Dataset rows describing interfaces:
————

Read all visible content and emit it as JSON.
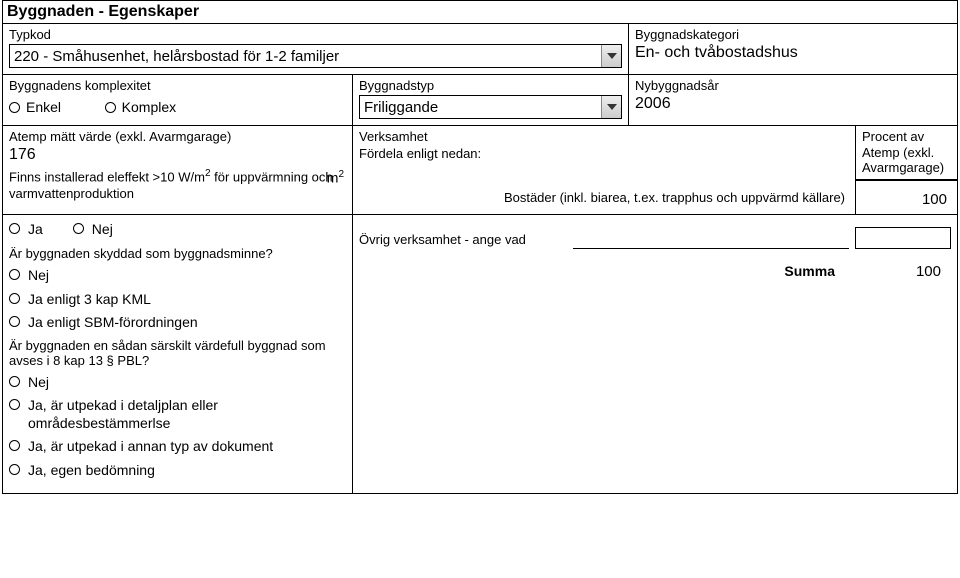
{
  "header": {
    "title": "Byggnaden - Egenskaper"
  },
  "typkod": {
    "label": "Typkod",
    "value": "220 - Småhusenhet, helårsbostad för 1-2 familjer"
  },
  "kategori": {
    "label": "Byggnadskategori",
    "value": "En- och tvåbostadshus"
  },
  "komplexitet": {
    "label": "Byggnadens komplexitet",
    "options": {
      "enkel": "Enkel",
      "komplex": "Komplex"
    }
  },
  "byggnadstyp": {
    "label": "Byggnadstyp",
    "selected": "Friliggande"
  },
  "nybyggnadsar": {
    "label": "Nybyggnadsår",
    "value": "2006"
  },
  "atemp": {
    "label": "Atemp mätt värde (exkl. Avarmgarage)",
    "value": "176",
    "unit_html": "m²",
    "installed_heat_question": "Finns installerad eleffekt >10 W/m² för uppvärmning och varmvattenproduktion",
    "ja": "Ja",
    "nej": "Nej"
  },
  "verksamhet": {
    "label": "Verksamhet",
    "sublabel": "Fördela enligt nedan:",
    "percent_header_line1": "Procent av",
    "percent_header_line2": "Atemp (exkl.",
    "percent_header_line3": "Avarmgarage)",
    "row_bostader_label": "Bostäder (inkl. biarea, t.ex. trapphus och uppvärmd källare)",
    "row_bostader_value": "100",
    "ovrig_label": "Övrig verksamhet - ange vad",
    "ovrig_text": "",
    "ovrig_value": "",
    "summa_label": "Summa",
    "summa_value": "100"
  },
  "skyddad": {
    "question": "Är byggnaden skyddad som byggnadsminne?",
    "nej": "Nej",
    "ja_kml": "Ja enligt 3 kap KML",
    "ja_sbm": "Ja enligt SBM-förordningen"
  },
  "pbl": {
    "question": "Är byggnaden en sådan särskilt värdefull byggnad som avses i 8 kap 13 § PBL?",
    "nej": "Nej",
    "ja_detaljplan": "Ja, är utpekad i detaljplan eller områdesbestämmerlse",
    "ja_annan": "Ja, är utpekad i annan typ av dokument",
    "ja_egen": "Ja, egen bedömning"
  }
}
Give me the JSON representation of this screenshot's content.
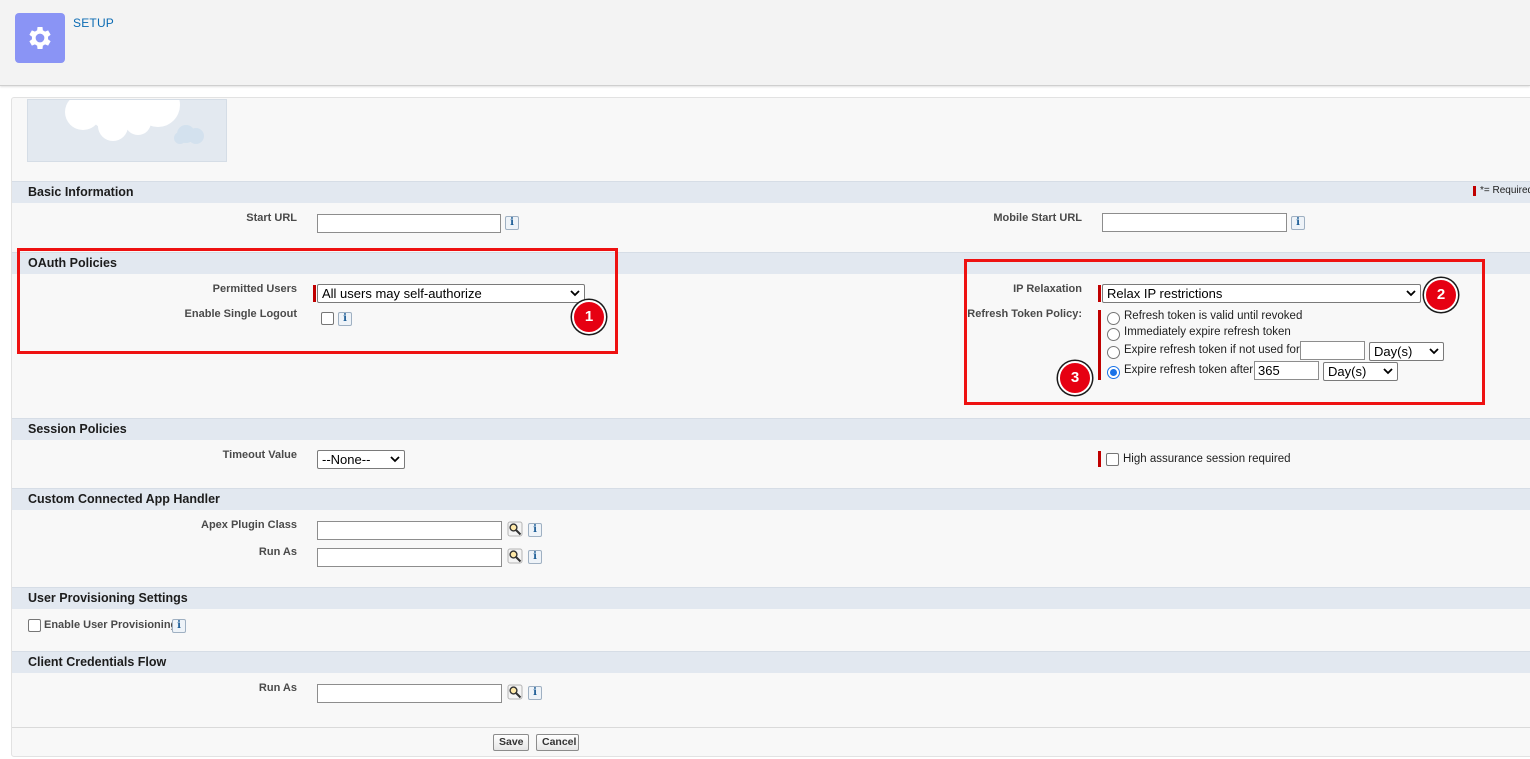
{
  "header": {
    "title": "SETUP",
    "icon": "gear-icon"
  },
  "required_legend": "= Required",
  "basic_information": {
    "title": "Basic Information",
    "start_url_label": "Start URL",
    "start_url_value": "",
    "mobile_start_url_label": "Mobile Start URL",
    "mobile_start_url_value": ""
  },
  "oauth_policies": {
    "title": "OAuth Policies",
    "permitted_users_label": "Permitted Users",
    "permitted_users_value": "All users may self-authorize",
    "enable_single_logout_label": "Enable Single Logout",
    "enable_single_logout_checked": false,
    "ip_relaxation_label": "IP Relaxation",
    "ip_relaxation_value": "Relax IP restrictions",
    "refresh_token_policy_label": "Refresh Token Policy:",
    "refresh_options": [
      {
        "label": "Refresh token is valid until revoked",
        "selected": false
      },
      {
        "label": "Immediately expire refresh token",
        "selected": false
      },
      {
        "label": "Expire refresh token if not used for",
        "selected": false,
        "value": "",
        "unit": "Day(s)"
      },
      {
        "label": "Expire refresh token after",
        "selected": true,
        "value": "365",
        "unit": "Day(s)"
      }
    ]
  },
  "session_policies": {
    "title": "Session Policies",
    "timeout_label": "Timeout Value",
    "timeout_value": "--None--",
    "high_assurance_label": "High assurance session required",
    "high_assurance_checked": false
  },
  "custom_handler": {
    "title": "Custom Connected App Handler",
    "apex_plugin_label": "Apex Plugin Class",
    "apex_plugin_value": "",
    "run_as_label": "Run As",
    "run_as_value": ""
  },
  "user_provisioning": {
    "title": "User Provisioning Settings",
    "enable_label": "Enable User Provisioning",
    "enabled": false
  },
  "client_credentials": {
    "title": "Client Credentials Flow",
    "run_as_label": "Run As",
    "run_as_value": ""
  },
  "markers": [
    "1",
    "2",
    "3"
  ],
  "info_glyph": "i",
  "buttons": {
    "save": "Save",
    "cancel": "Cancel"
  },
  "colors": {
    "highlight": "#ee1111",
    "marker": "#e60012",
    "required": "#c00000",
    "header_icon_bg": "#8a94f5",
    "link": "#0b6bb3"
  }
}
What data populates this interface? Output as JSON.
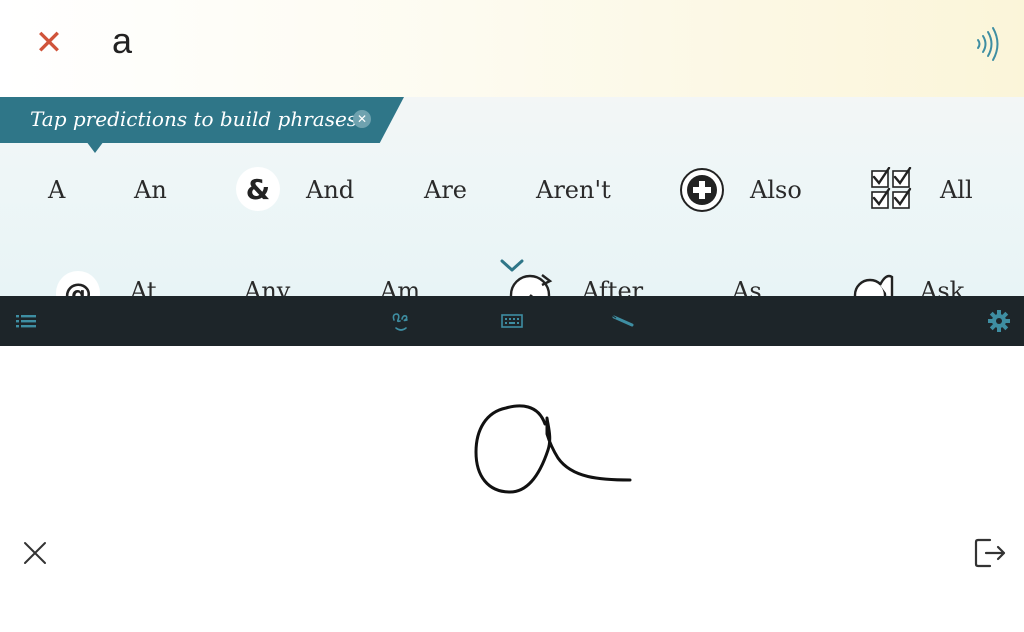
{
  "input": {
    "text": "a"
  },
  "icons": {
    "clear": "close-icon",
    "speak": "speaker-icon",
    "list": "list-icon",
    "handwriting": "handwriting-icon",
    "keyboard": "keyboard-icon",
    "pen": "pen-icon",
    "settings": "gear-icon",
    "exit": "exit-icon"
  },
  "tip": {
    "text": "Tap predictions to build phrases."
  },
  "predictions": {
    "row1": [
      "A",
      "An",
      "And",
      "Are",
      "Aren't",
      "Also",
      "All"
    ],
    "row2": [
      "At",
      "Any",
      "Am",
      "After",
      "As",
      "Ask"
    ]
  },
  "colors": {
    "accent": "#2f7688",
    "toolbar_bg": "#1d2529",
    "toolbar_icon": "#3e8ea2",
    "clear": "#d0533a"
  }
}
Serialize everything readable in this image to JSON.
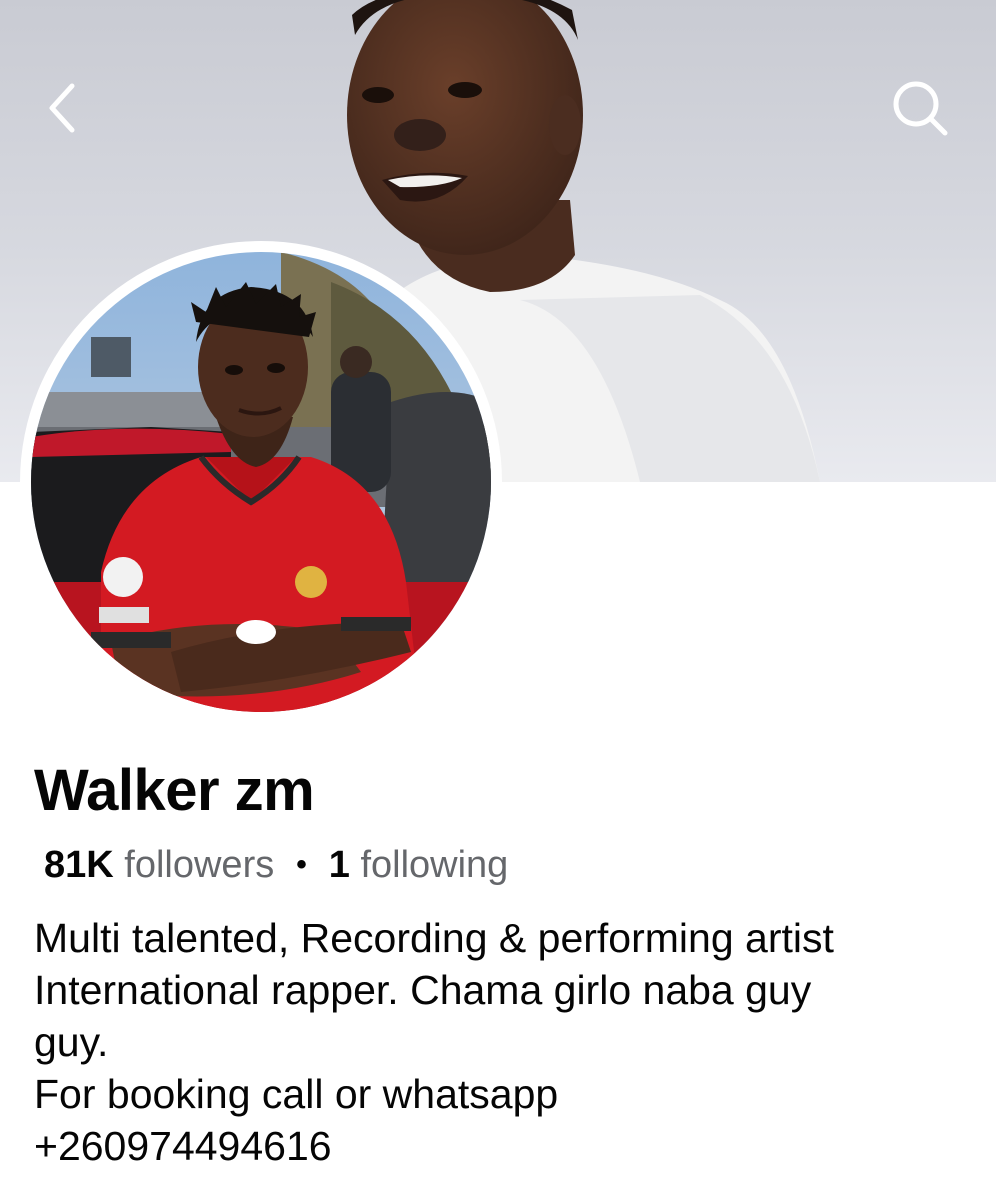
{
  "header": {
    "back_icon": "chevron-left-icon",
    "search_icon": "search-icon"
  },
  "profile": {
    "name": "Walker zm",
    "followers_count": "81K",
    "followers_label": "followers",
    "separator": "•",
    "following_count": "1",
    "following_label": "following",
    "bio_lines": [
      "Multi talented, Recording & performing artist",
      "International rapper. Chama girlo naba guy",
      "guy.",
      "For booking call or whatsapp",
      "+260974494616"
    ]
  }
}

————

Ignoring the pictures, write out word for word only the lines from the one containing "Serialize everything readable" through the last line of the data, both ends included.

Serialize everything readable in this image to JSON.
{
  "header": {
    "back_icon": "chevron-left-icon",
    "search_icon": "search-icon"
  },
  "profile": {
    "name": "Walker zm",
    "followers_count": "81K",
    "followers_label": "followers",
    "separator": "•",
    "following_count": "1",
    "following_label": "following",
    "bio_lines": [
      "Multi talented, Recording & performing artist",
      "International rapper. Chama girlo naba guy",
      "guy.",
      "For booking call or whatsapp",
      "+260974494616"
    ]
  }
}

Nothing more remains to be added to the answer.